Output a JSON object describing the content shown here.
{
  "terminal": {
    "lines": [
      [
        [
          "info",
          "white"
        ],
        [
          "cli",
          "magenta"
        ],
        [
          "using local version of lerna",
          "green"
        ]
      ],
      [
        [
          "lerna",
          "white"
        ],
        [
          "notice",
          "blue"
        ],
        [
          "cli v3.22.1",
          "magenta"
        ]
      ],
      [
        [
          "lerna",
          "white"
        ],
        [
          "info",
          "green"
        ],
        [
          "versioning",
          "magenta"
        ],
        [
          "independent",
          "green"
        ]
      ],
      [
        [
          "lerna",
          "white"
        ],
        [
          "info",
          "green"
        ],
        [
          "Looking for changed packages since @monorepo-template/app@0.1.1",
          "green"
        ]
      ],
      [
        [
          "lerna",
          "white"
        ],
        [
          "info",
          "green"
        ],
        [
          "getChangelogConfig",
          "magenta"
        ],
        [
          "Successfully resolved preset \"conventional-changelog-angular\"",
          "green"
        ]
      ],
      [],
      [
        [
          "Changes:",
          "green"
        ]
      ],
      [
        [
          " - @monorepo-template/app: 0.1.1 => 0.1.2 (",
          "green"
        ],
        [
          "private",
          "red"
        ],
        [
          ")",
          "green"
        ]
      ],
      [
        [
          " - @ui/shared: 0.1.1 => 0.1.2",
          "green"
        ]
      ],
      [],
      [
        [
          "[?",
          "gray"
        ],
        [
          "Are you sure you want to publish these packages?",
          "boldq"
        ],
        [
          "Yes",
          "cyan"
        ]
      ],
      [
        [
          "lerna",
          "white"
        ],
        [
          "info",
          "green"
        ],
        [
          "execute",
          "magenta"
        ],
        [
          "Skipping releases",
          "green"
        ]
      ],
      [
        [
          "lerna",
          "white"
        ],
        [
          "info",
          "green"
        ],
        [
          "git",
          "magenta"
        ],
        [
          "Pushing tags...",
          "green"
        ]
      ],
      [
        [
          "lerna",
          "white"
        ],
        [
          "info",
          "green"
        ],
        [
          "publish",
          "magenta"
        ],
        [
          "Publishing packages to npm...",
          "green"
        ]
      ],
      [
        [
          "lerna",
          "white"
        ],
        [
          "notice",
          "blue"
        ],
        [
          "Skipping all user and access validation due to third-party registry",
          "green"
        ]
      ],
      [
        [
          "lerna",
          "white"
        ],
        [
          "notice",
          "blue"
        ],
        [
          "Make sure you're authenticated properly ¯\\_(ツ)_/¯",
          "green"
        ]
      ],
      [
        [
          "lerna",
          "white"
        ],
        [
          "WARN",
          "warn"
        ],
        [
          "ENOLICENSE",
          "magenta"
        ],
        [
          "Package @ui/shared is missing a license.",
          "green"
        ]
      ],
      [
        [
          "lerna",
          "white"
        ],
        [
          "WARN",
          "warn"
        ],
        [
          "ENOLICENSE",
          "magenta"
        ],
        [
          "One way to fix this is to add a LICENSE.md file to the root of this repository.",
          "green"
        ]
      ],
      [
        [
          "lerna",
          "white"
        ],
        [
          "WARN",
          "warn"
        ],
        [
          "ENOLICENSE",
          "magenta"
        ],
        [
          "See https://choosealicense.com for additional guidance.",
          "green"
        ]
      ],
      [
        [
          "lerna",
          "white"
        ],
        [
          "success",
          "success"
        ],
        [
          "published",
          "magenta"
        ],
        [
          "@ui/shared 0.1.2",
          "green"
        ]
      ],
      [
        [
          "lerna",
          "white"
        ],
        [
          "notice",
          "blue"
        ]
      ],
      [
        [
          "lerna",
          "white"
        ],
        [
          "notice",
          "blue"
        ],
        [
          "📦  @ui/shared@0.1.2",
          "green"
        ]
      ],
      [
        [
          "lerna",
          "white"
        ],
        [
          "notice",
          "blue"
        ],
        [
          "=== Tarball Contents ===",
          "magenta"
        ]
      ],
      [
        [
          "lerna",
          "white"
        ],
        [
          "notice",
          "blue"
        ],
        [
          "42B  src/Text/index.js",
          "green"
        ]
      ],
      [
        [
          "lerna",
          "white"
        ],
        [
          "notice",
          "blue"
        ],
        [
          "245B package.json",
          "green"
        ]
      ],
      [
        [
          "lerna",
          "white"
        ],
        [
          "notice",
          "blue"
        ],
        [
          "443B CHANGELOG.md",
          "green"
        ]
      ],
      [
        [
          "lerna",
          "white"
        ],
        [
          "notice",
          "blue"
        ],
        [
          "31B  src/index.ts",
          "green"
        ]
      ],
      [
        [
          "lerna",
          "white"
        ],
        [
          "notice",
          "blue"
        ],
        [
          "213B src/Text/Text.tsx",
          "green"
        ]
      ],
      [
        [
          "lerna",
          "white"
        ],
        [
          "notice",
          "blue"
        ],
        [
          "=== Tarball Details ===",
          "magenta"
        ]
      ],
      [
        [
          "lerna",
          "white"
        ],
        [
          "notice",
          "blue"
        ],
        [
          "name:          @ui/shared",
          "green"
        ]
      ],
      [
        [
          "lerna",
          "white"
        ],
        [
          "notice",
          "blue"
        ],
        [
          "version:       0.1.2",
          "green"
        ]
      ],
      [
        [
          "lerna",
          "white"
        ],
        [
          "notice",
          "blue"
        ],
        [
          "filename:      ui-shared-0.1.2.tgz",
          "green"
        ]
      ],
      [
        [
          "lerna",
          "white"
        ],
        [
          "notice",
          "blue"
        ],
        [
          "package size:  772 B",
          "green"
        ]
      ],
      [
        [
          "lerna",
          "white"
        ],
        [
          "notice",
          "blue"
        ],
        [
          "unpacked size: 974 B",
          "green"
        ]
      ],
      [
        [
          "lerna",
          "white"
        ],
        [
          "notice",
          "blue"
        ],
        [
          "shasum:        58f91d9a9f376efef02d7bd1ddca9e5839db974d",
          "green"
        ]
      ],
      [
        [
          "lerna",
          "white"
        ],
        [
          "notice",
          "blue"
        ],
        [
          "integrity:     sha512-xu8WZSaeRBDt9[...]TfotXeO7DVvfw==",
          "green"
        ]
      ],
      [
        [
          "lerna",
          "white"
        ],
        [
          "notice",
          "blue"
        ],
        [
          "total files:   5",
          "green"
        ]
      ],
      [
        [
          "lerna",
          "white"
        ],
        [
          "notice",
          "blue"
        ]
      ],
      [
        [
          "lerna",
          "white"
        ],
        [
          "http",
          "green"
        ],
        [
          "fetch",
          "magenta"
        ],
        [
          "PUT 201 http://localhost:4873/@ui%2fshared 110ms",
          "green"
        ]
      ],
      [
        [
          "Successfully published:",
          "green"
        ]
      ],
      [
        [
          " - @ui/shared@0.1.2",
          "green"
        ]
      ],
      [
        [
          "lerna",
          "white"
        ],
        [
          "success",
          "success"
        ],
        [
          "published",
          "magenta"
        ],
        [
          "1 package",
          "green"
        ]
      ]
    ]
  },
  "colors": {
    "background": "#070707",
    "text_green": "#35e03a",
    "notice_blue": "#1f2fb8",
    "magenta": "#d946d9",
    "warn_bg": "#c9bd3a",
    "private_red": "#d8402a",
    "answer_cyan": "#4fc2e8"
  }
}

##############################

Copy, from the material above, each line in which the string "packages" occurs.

● Task response:
          "Looking for changed packages since @monorepo-template/app@0.1.1",
          "Are you sure you want to publish these packages?",
          "Publishing packages to npm...",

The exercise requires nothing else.